What to work on => Extract all lines from the data beneath that include the word "https".

Supplied information =>
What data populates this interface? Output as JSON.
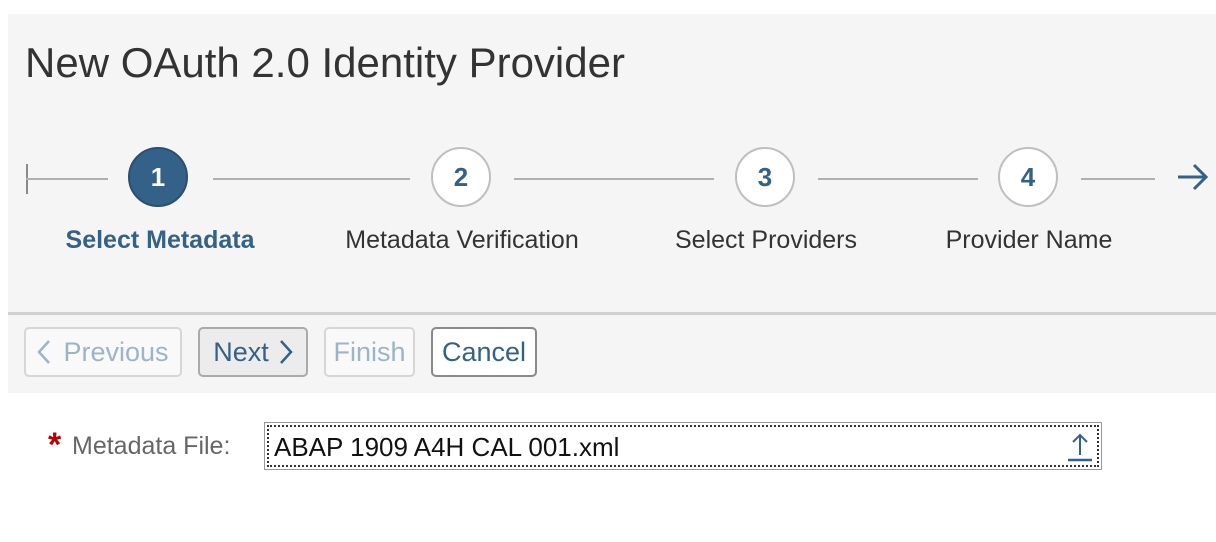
{
  "page": {
    "title": "New OAuth 2.0 Identity Provider"
  },
  "roadmap": {
    "steps": [
      {
        "number": "1",
        "label": "Select Metadata",
        "active": true
      },
      {
        "number": "2",
        "label": "Metadata Verification",
        "active": false
      },
      {
        "number": "3",
        "label": "Select Providers",
        "active": false
      },
      {
        "number": "4",
        "label": "Provider Name",
        "active": false
      }
    ],
    "more_icon": "arrow-right-icon"
  },
  "toolbar": {
    "previous_label": "Previous",
    "next_label": "Next",
    "finish_label": "Finish",
    "cancel_label": "Cancel",
    "previous_icon": "chevron-left-icon",
    "next_icon": "chevron-right-icon"
  },
  "form": {
    "required_marker": "*",
    "metadata_file_label": "Metadata File:",
    "metadata_file_value": "ABAP 1909 A4H CAL 001.xml",
    "upload_icon": "upload-icon"
  },
  "colors": {
    "accent": "#346187",
    "required": "#bb0000",
    "panel_bg": "#f5f5f5"
  }
}
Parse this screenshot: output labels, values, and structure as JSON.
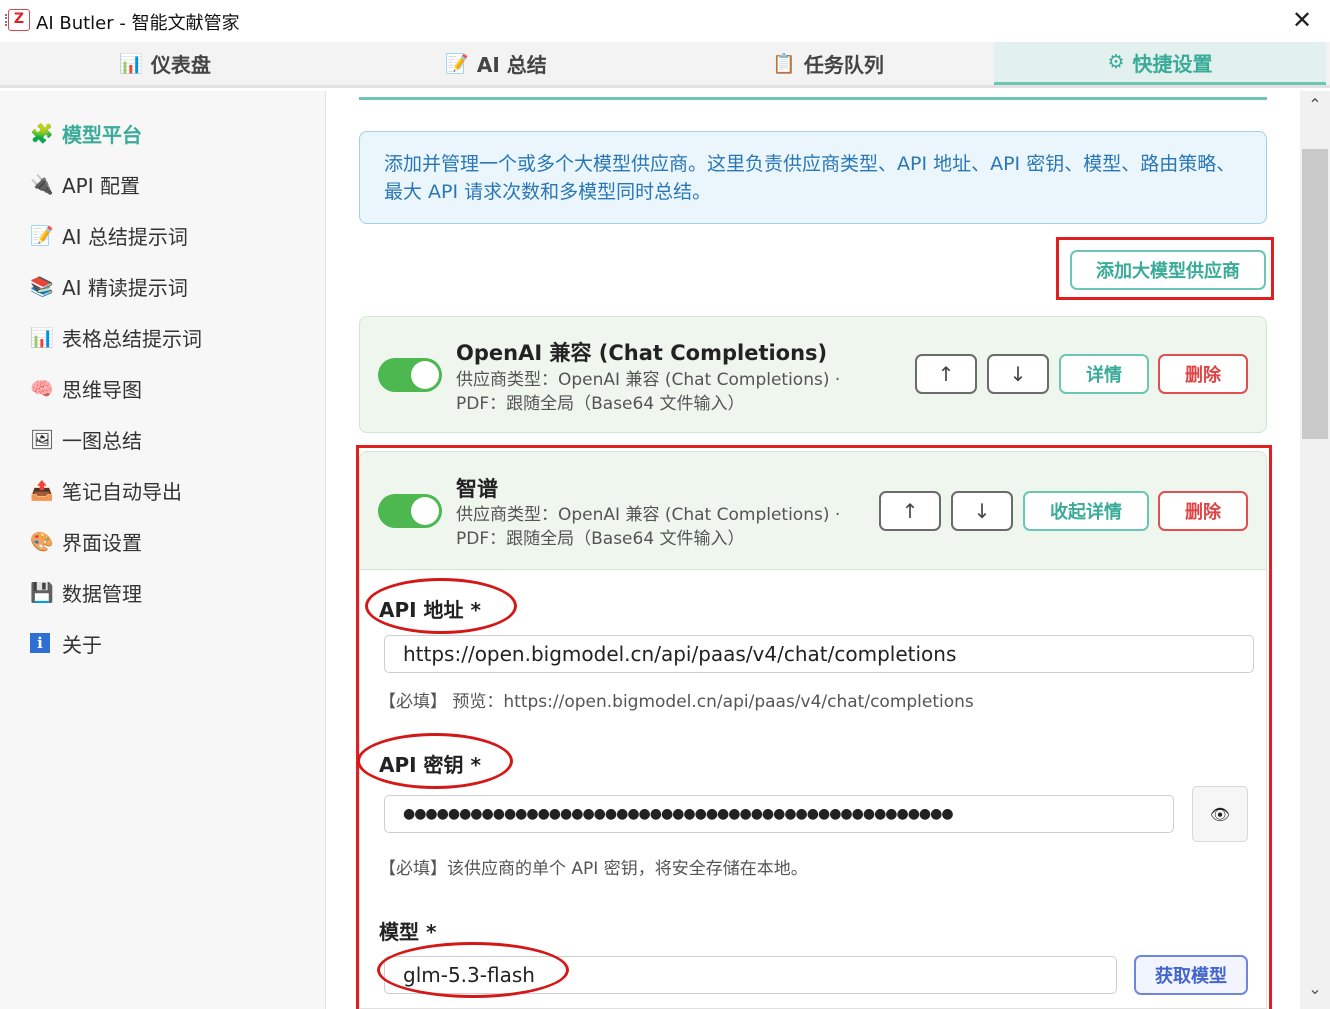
{
  "window": {
    "title": "AI Butler - 智能文献管家",
    "app_icon": "Z",
    "close_glyph": "✕"
  },
  "tabs": [
    {
      "icon": "📊",
      "label": "仪表盘",
      "active": false
    },
    {
      "icon": "📝",
      "label": "AI 总结",
      "active": false
    },
    {
      "icon": "📋",
      "label": "任务队列",
      "active": false
    },
    {
      "icon": "⚙",
      "label": "快捷设置",
      "active": true
    }
  ],
  "sidebar": {
    "items": [
      {
        "icon": "🧩",
        "label": "模型平台",
        "active": true
      },
      {
        "icon": "🔌",
        "label": "API 配置"
      },
      {
        "icon": "📝",
        "label": "AI 总结提示词"
      },
      {
        "icon": "📚",
        "label": "AI 精读提示词"
      },
      {
        "icon": "📊",
        "label": "表格总结提示词"
      },
      {
        "icon": "🧠",
        "label": "思维导图"
      },
      {
        "icon": "🖼",
        "label": "一图总结"
      },
      {
        "icon": "📤",
        "label": "笔记自动导出"
      },
      {
        "icon": "🎨",
        "label": "界面设置"
      },
      {
        "icon": "💾",
        "label": "数据管理"
      },
      {
        "icon": "ℹ",
        "label": "关于"
      }
    ]
  },
  "main": {
    "info_text": "添加并管理一个或多个大模型供应商。这里负责供应商类型、API 地址、API 密钥、模型、路由策略、最大 API 请求次数和多模型同时总结。",
    "add_provider_label": "添加大模型供应商",
    "providers": [
      {
        "name": "OpenAI 兼容 (Chat Completions)",
        "meta_line1": "供应商类型：OpenAI 兼容 (Chat Completions) ·",
        "meta_line2": "PDF：跟随全局（Base64 文件输入）",
        "enabled": true,
        "up": "↑",
        "down": "↓",
        "details_label": "详情",
        "delete_label": "删除"
      },
      {
        "name": "智谱",
        "meta_line1": "供应商类型：OpenAI 兼容 (Chat Completions) ·",
        "meta_line2": "PDF：跟随全局（Base64 文件输入）",
        "enabled": true,
        "up": "↑",
        "down": "↓",
        "details_label": "收起详情",
        "delete_label": "删除"
      }
    ],
    "form": {
      "api_url_label": "API 地址 *",
      "api_url_value": "https://open.bigmodel.cn/api/paas/v4/chat/completions",
      "api_url_hint": "【必填】 预览：https://open.bigmodel.cn/api/paas/v4/chat/completions",
      "api_key_label": "API 密钥 *",
      "api_key_value": "●●●●●●●●●●●●●●●●●●●●●●●●●●●●●●●●●●●●●●●●●●●●●●●●●",
      "api_key_hint": "【必填】该供应商的单个 API 密钥，将安全存储在本地。",
      "eye_glyph": "👁",
      "model_label": "模型 *",
      "model_value": "glm-5.3-flash",
      "fetch_models_label": "获取模型"
    }
  },
  "scrollbar": {
    "up": "⌃",
    "down": "⌄"
  },
  "colors": {
    "accent": "#3aab98",
    "toggle_on": "#4cb84f",
    "danger": "#e04545",
    "info_text": "#2b77b6",
    "annotation": "#e02020"
  }
}
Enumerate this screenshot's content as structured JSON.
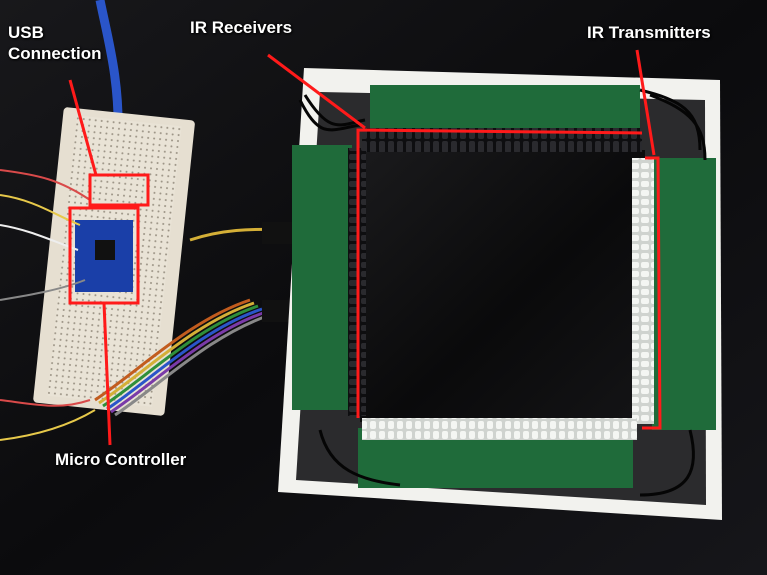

Answer area =>
      "api_url_value": "https://open.bigmodel.cn/api/paas/v4/chat/completions",
      "api_url_hint": "【必填】 预览：https://open.bigmodel.cn/api/paas/v4/chat/completions",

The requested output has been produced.